Although he wrote one of the greatest romances of all time, William Shakespeare isn’t generally known as a sexy playwright. But a Shakespeare expert plans to explore that side of him in Kansas City this week.
“I’m going to talk on sex. I think it promises to be fun,” says Tina Packer, who speaks of his work in a way that leaves little doubt she’d crown him “most sensual writer to have ever lived” if given the chance.
Since the 1970s, Packer has directed all 37 of Shakespeare’s plays (excluding a few she is certain he did not write).
Having trained at the Royal Academy of Dramatic arts in England, and worked at the Royal Shakespeare Company, Packer moved to the United States in 1974 and, a few years later, founded Shakespeare and Company to produce his plays in Lenox, Mass.
Through her involvement in the Shakespeare Theater Association, Packer came to know members of Kansas City’s Heart of America Shakespeare Festival and staffers at the Kansas City Public Library. She was glad to accept their invitation for her to speak at one of the Heart of America Shakespeare Festival’s 25th anniversary events.
“I thought, 'We’ll do 25 sex acts for 25 years,'” she says.
With his entire canon of work under her belt, Packer is able to consider Shakespeare from a unique perspective. It wasn’t until she’d directed all of the plays — and taught them at more than 30 universities — that she was able to see both how many kinds of sexuality he explores and how “incredibly original” that exploration is, she says.
“We’re always saying Shakespeare does everything incredibly well, but (compared to) Ben Johnson, or any of the other writers of the age, they’re in kindergarten and stay in kindergarten," Packer says. "Shakespeare is the most sophisticated writer about sex you can think about.”

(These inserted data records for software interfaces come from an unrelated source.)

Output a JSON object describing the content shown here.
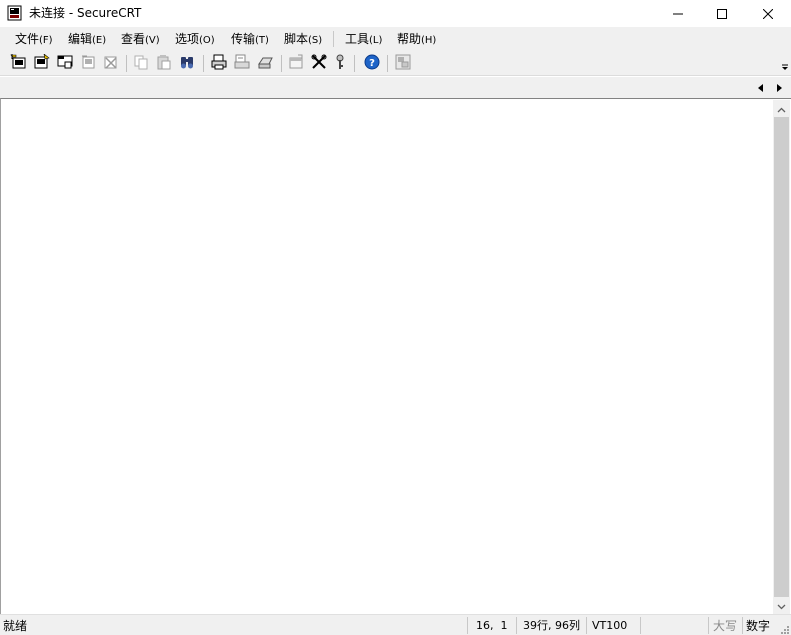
{
  "window": {
    "title": "未连接 - SecureCRT",
    "icon": "securecrt-app-icon",
    "controls": [
      "minimize-icon",
      "maximize-icon",
      "close-icon"
    ]
  },
  "menu": {
    "file": {
      "label": "文件",
      "hotkey": "(F)"
    },
    "edit": {
      "label": "编辑",
      "hotkey": "(E)"
    },
    "view": {
      "label": "查看",
      "hotkey": "(V)"
    },
    "options": {
      "label": "选项",
      "hotkey": "(O)"
    },
    "transfer": {
      "label": "传输",
      "hotkey": "(T)"
    },
    "script": {
      "label": "脚本",
      "hotkey": "(S)"
    },
    "tools": {
      "label": "工具",
      "hotkey": "(L)"
    },
    "help": {
      "label": "帮助",
      "hotkey": "(H)"
    }
  },
  "toolbar": {
    "icons": [
      "connect-icon",
      "quick-connect-icon",
      "connect-in-tab-icon",
      "reconnect-icon",
      "disconnect-icon",
      "copy-icon",
      "paste-icon",
      "find-icon",
      "print-icon",
      "print-selection-icon",
      "print-setup-icon",
      "session-options-icon",
      "global-options-icon",
      "keymap-icon",
      "help-icon",
      "sftp-icon"
    ]
  },
  "status": {
    "ready": "就绪",
    "cursor": "16,  1",
    "size": "39行, 96列",
    "emulation": "VT100",
    "caps": "大写",
    "num": "数字"
  },
  "colors": {
    "chrome": "#f0f0f0",
    "terminal_bg": "#ffffff",
    "scroll_thumb": "#cdcdcd",
    "help_blue": "#1e64c8"
  }
}
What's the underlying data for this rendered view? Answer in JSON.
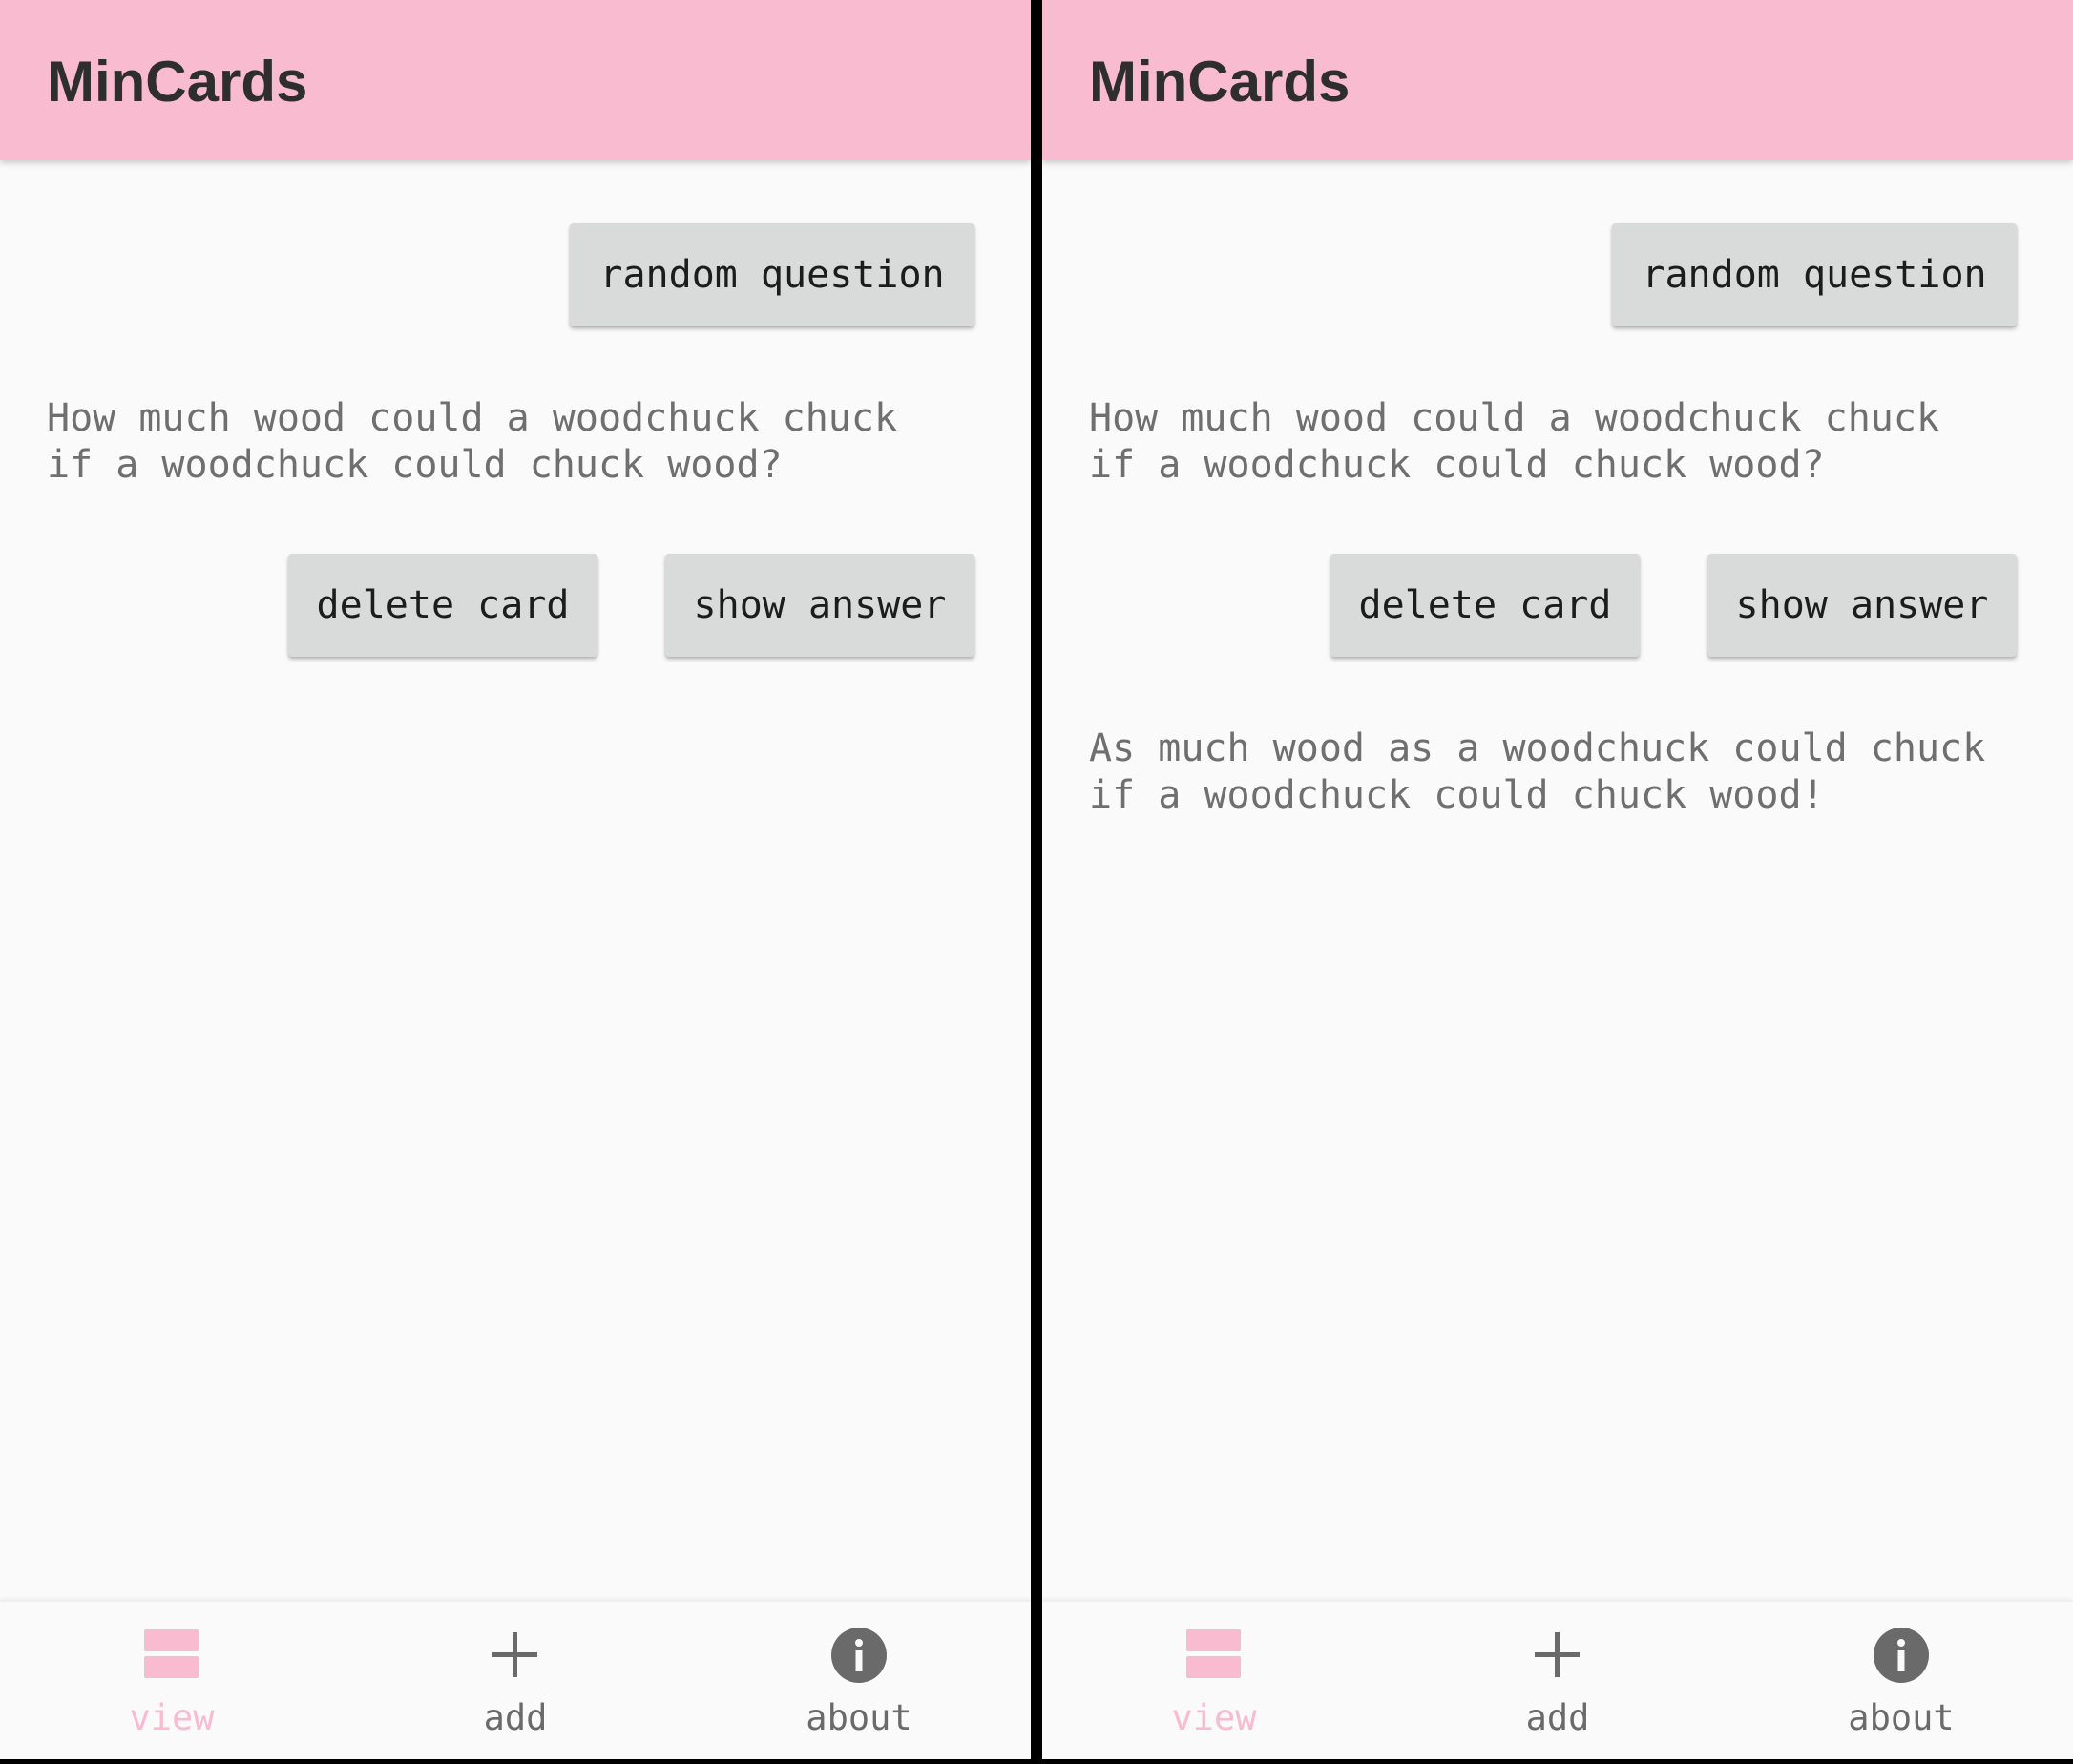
{
  "colors": {
    "app_bar": "#f9bbcf",
    "accent": "#f9bbcf",
    "background": "#fafafa",
    "button": "#d9dbda",
    "divider": "#000000",
    "inactive_icon": "#6a6a6a"
  },
  "screens": [
    {
      "title": "MinCards",
      "buttons": {
        "random": "random question",
        "delete": "delete card",
        "show": "show answer"
      },
      "question": "How much wood could a woodchuck chuck\nif a woodchuck could chuck wood?",
      "answer": "",
      "nav": [
        {
          "label": "view",
          "icon": "cards-icon",
          "active": true
        },
        {
          "label": "add",
          "icon": "plus-icon",
          "active": false
        },
        {
          "label": "about",
          "icon": "info-icon",
          "active": false
        }
      ]
    },
    {
      "title": "MinCards",
      "buttons": {
        "random": "random question",
        "delete": "delete card",
        "show": "show answer"
      },
      "question": "How much wood could a woodchuck chuck\nif a woodchuck could chuck wood?",
      "answer": "As much wood as a woodchuck could chuck\nif a woodchuck could chuck wood!",
      "nav": [
        {
          "label": "view",
          "icon": "cards-icon",
          "active": true
        },
        {
          "label": "add",
          "icon": "plus-icon",
          "active": false
        },
        {
          "label": "about",
          "icon": "info-icon",
          "active": false
        }
      ]
    }
  ]
}
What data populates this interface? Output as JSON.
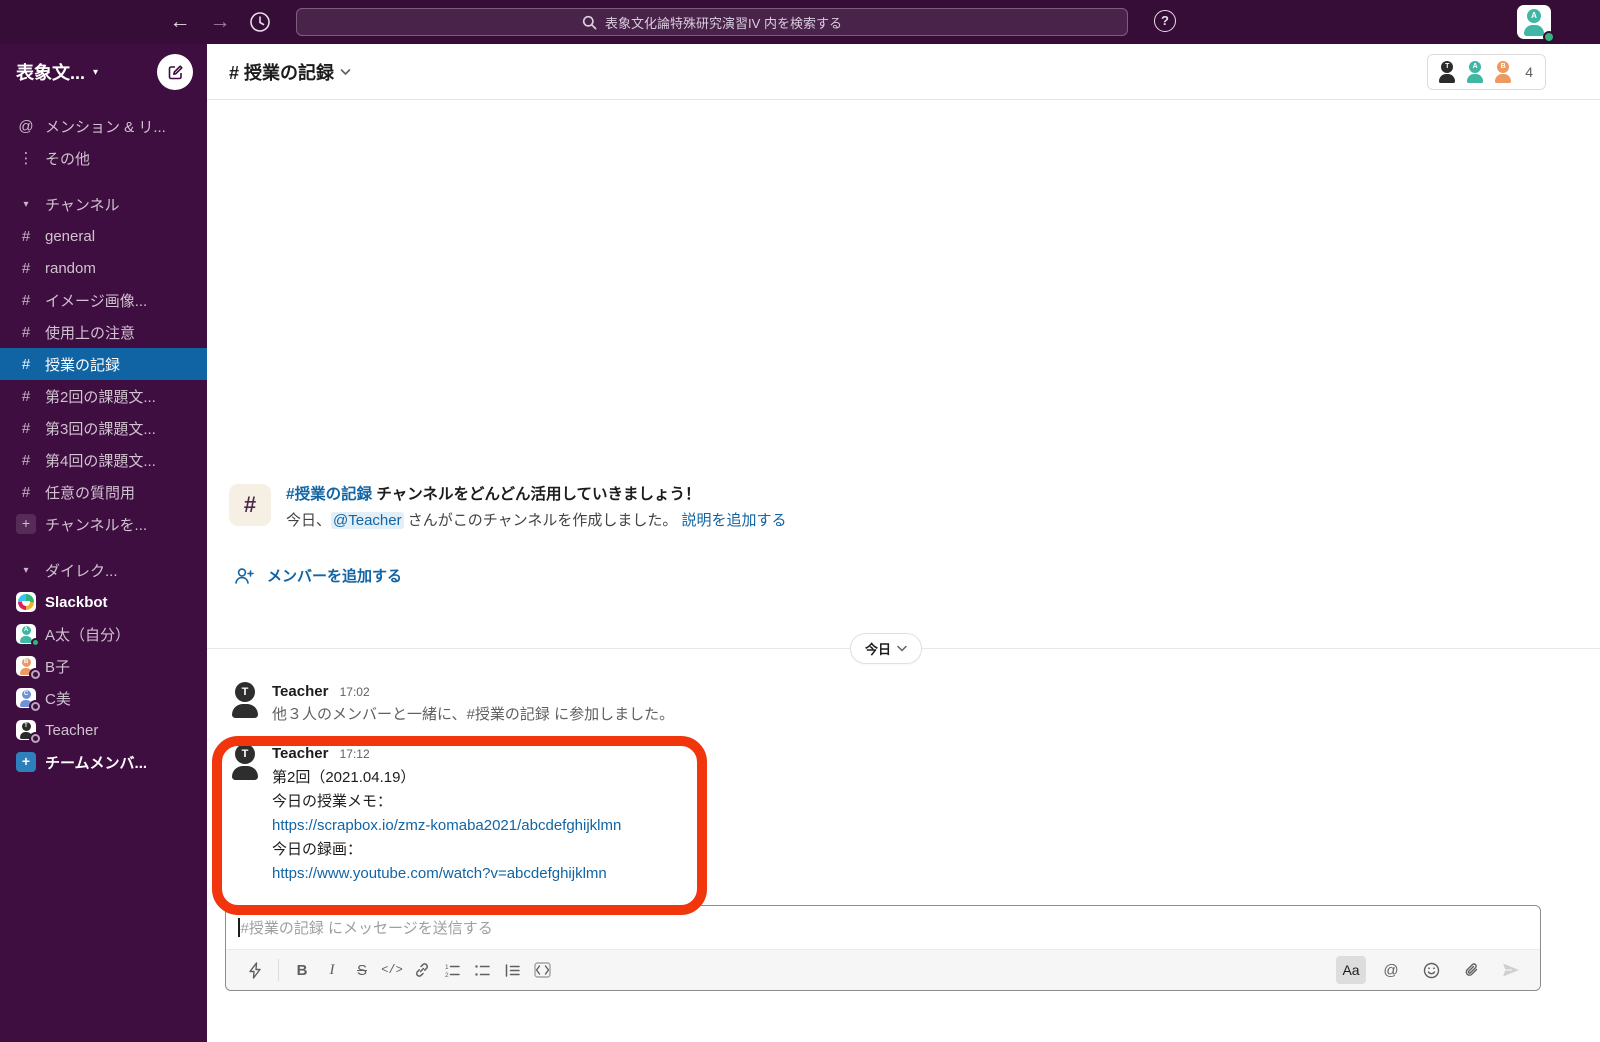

He "explores just about every kind of sexuality there is,” she explains. “He goes from people being in love, to people being raped, to people raping, to arranged marriages, to arranged marriages that shift into love marriages, (and) same-sex loves.”
Sensuality in Shakespeare is the topic of her next book, the second in what will be a three-part series. The first, Women of Will, explored the evolution of Shakespeare’s female characters over the course of his career; the third will likely be about creativity in Shakespeare. Each takes the whole of his works into account.
Writing Women of Will, Packer says, led her to conclude that "Romeo and Juliet" was the first of Shakespeare’s plays to include a well-rounded woman, just as multi-dimensional and just as sexual as any of the male characters — who happened to still be a child.
“Juliet is 14 and can say things like, ‘My bounty is as boundless as a sea, my love as deep. The more I give to thee the more I have, for both are infinite,’” Packer explains. “That’s a real Buddhist saying and it usually takes people 50 years to get to that.”
Besides "Romeo and Juliet," the sexiest of the other plays, she says, is "Antony and Cleopatra."
That play, which came much later in Shakespeare’s life, is about a love that is tried again and again but holds true, she says. Antony married someone else, but still returned to Cleopatra in spite of knowing the great price he would pay for doing so. And so much more than love is at stake.
In fact, Packer says, we’re still dealing with the tragic end of their relationship, and with the legacy of Egypt and Greece falling to the Romans. Packer notes that in the Egyptian-Hellenistic society, women were considered equal with men and could sign contracts and be traders and negotiators.
“We all inherited the Roman world,” she says, and with it, the hierarchy of power the West has had in militaries, churches, businesses, and families ever since.
“My thought about Shakespeare is that it’s an ongoing conversation that we’ve been having for 400 years. It’s a conversation that goes on around the world because Shakespeare is done all over the world.”
So bad-boy Bill stays relevant through the centuries and gives us tools and lenses to think about and discuss human behavior, sexual or otherwise.
“The fact that people are reinterpreting and reinterpreting," Packer says, "is one of the ways we all can see different ideas and cultures getting filtered through the same work of art.”
Shakespeare and Sensuality with Tina Packer, Wednesday, November 8. Reception: 6 p.m., Program: 6:30 p.m., Plaza Branch of the Kansas City Public Library, 4801 Main Street, Kansas City, Missouri, 64112; 816-701-3481.